**Exercise requirements**
From the records below, copy every line that contains the word "this".

(Element data from apps and pages)
◇ ◇ ◇
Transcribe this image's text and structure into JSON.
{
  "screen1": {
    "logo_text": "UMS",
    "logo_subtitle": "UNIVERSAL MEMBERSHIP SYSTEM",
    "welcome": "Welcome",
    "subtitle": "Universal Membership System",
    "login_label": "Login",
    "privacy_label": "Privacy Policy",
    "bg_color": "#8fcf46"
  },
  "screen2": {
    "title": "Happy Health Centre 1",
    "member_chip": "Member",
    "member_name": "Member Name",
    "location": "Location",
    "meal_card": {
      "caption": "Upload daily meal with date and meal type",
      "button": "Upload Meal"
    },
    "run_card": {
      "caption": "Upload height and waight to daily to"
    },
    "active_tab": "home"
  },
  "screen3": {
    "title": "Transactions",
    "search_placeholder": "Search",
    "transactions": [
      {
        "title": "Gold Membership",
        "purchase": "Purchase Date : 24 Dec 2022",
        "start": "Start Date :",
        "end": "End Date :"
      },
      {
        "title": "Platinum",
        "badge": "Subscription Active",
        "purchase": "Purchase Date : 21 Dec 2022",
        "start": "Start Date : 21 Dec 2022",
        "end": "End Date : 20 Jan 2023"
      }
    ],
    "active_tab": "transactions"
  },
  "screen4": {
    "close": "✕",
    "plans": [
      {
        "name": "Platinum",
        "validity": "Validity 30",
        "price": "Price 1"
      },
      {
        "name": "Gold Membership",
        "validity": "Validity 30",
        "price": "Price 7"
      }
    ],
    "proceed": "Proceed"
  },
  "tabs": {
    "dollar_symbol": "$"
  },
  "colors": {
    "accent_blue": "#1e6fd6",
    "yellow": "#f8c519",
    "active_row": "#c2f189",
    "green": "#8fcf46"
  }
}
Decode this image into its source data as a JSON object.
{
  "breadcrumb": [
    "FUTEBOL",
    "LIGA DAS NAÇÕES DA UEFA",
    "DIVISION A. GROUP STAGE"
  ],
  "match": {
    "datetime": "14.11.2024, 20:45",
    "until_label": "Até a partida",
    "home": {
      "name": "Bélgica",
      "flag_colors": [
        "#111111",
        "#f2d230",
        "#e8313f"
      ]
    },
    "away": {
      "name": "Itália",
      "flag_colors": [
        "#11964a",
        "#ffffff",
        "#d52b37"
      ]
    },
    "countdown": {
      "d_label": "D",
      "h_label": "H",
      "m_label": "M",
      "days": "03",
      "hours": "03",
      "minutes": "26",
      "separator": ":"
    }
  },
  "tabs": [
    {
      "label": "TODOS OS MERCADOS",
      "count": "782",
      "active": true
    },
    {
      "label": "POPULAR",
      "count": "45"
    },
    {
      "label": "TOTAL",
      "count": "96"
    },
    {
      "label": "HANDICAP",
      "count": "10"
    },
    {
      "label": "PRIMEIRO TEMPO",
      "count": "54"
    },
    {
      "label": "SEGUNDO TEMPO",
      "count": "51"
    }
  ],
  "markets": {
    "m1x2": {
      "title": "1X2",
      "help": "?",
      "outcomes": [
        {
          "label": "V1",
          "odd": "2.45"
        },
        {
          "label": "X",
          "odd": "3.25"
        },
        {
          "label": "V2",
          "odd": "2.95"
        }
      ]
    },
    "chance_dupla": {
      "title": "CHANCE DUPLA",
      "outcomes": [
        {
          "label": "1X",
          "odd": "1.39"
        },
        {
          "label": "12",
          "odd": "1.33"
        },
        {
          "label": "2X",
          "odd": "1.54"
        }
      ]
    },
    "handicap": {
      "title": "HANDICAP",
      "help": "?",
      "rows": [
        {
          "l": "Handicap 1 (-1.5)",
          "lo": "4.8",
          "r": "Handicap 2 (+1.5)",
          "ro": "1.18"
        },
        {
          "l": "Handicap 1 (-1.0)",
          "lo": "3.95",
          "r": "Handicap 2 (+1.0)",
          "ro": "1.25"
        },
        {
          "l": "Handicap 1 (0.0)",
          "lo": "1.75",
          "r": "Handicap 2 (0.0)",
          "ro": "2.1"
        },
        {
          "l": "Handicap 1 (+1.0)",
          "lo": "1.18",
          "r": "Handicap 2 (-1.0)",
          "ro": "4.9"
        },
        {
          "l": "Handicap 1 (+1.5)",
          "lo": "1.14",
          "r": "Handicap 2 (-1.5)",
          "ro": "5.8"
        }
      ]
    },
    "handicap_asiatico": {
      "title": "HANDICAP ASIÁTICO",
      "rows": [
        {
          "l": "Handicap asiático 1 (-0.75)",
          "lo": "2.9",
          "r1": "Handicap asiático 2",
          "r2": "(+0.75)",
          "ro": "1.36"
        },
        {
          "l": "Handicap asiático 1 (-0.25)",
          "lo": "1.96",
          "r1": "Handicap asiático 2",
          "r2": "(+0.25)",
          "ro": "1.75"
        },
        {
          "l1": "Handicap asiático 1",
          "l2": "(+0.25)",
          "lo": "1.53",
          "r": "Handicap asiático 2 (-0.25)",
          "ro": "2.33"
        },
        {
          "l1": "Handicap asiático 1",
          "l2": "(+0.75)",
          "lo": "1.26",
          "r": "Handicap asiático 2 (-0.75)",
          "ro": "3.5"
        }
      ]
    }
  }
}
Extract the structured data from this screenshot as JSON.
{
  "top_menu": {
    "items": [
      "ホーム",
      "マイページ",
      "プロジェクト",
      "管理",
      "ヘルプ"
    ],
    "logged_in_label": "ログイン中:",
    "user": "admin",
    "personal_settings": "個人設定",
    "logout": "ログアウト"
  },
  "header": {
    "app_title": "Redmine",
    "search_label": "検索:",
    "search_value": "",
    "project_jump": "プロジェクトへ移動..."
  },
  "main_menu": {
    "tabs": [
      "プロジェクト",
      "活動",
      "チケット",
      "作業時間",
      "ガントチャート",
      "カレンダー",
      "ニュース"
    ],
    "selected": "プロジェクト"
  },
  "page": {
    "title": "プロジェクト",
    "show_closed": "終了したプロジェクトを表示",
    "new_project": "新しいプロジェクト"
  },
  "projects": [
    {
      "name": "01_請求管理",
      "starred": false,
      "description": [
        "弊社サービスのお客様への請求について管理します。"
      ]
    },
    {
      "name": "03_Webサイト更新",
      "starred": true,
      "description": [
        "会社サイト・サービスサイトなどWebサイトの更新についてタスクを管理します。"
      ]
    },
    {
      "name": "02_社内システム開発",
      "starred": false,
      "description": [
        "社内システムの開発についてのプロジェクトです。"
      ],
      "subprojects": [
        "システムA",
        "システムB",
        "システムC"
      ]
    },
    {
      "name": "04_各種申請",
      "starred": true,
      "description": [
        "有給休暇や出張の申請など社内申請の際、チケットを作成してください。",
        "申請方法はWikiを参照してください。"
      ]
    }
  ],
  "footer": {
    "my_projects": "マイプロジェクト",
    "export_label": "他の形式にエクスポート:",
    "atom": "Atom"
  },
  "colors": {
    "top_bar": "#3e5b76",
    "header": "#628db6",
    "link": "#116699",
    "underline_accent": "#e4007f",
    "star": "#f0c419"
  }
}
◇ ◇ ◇
**Result of the task**
Transcribe this image's text and structure into JSON.
Decode this image into its source data as a JSON object.
Extract the structured data from this screenshot as JSON.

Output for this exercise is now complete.